By Brian Graves, Staff Writer
Monday, February 4, 2013 —
Stanly County is working toward improving the communications system used by county and emergency personnel.
That was a major subject discussed during a county liaison meeting which brought together leaders of the county and some of the leaders of the county’s municipalities.
County Commission Chairman Gene McIntyre said there has been conversations with Rowan County seeking the best way to improve the ability to communicate.
“We’ve been trying to get what the cost is and what the benefits and limitations are, but we’ve got to upgrade the system,” McIntyre said.
“We hear everyday about someone out on the road and they can’t make contact.”
He said Rowan County had done a good job in establishing its system and it will be important to not only have reliable communications within the county, but with neighboring counties as well.
“This is important because Locust, Richfield and Misenheimer fire departments do a lot of service outside of the county and sometimes they can’t communicate back and forth and it’s important they be able to do that,” McIntyre said.
There are also being surveys done of the county’s communication towers as part of the effort to determine exactly how officials will be able to make the needed improvements.
McIntyre said the communications system is one of the items the commission will discuss when it holds its annual retreat Feb. 22 at the Stanly County Airport.
Each of the city leaders gave a brief report about their town and the subjects they are facing.
New London Mayor Calvin Gaddy said his town is “real quiet and going well.”
He noted the city has done a good job of “staying in the black” and saving money every year.
Gaddy also wanted to invite everyone to visit the town museum which is open on Sundays from 2-4 p.m.
Albemarle Mayor Whit Whitley reported the town was 95 percent complete on renovating the sewer treatment plant and bringing it up to Occupational and Health Administration (OSHA) and the Department of Environment and Natural Resources (DENR) standards.
The mayor recalled when the plant was originally constructed the cost was $1 million.
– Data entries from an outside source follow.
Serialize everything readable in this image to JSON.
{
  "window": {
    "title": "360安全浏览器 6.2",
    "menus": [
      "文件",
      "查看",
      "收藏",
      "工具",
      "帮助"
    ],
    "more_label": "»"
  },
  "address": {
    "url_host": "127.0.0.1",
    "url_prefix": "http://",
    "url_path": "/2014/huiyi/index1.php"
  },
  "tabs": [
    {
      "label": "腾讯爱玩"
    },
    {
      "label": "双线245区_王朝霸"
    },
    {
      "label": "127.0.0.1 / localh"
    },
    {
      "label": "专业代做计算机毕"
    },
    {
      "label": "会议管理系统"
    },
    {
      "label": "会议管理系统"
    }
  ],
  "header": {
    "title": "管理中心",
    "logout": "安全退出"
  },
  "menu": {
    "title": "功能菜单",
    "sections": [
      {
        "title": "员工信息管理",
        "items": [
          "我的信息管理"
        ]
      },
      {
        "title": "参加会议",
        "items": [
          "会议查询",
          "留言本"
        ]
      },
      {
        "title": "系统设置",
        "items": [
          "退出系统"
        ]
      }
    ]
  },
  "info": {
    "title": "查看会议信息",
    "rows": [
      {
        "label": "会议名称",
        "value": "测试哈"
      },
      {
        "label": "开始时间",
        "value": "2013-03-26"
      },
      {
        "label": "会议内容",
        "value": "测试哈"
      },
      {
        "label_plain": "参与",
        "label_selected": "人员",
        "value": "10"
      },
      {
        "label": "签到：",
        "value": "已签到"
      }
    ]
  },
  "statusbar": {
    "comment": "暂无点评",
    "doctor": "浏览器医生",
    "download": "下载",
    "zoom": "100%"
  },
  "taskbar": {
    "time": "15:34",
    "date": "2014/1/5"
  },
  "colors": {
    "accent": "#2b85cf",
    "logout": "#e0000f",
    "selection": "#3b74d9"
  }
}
The renovation costs are topping $5 million.
Albemarle received a $1 million matching grant from the Rural Center and a $3 million loan from the state.
“It’s amazing what sewer treatment costs,” Whitley said.
“It’s an expensive proposition.”
He also mentioned the $900,000 renovation and upgrading construction ongoing at the Living Center.
“It’s been a long process, four years at least,” Whitley said.
The mayor also described the recent water leak on U.S. 52 in front of Delco Plaza.
He described how the joints in the water lines had been originally put together when the highway was two lanes.
“When it became four lanes, I’m sure the city did not have the money to replace that line to get it out from under the highway,” Whitley said.
“As a result, the truck traffic and the vibration it puts on that line causes the joint to become loose. Now, about every year we have a blow out.”
Whitley said fixing those leaks are “no small thing,” having used 80 tons of asphalt at $60 per ton, then having to cut the concrete.
“You are probably talking $20,000 to $25,000 blow out. It was pretty massive,” Whitley said.
“All those who worked on it should get some kind of medal having had to work all night to get it repaired.”
Locust Mayor Scott Huber introduced himself, as he was attending his first liaison meeting.
“I admire what you all do, especially under some of the circumstances you do,” Huber told his counterparts.
City Administrator Tim Fesperman noted some of the water and power problems Locust has dealt with recently and said it shows how the the county’s governments are interdependent on each other.
“It shows how much everybody depends on everybody in this room and other rooms in government to try to make sure all this stuff work and there’s no way to make everything work all the time,” Fesperman said.
“In Locust, we know we have to work with everybody and have an atmosphere that we depend on a lot of folks. It’s important for us. We have to give back and be in that mode.”
He also noted that even with the changes in government leadership over the pat few months, “we haven’t missed a beat and continue to move forward.”
“Our goal is to be as compatible as we can be with our systems and to work with everybody to make sure we keep an attractive place to live,” Fesperman said.
Red Cross Mayor Larry Smith reported “not much” in his “neat little community.”
“We’re trying to get a road into the town hall finished by this spring,” Smith said.
He said the town had also saved taxpayers $7,600 by paying off the debt on property the town had purchased.
Misenheimer Mayor Michael Riemann said the village is redoing zoning and land use plans.
“We’re trying to take a good long look at that because we want to maintain our quaint atmosphere and still develop new revenues,” Riemann said.
He said there are also conversations about partnering with the county on sewer works.
“We have a nice surplus, but small communities our size that provide their own utilities really struggle and we don’t want to put ourselves in that kind of bind,” Riemann said.
To submit story ideas, contact Brian Graves at 704-982-2121 or email at brian@stanlynewspress. com.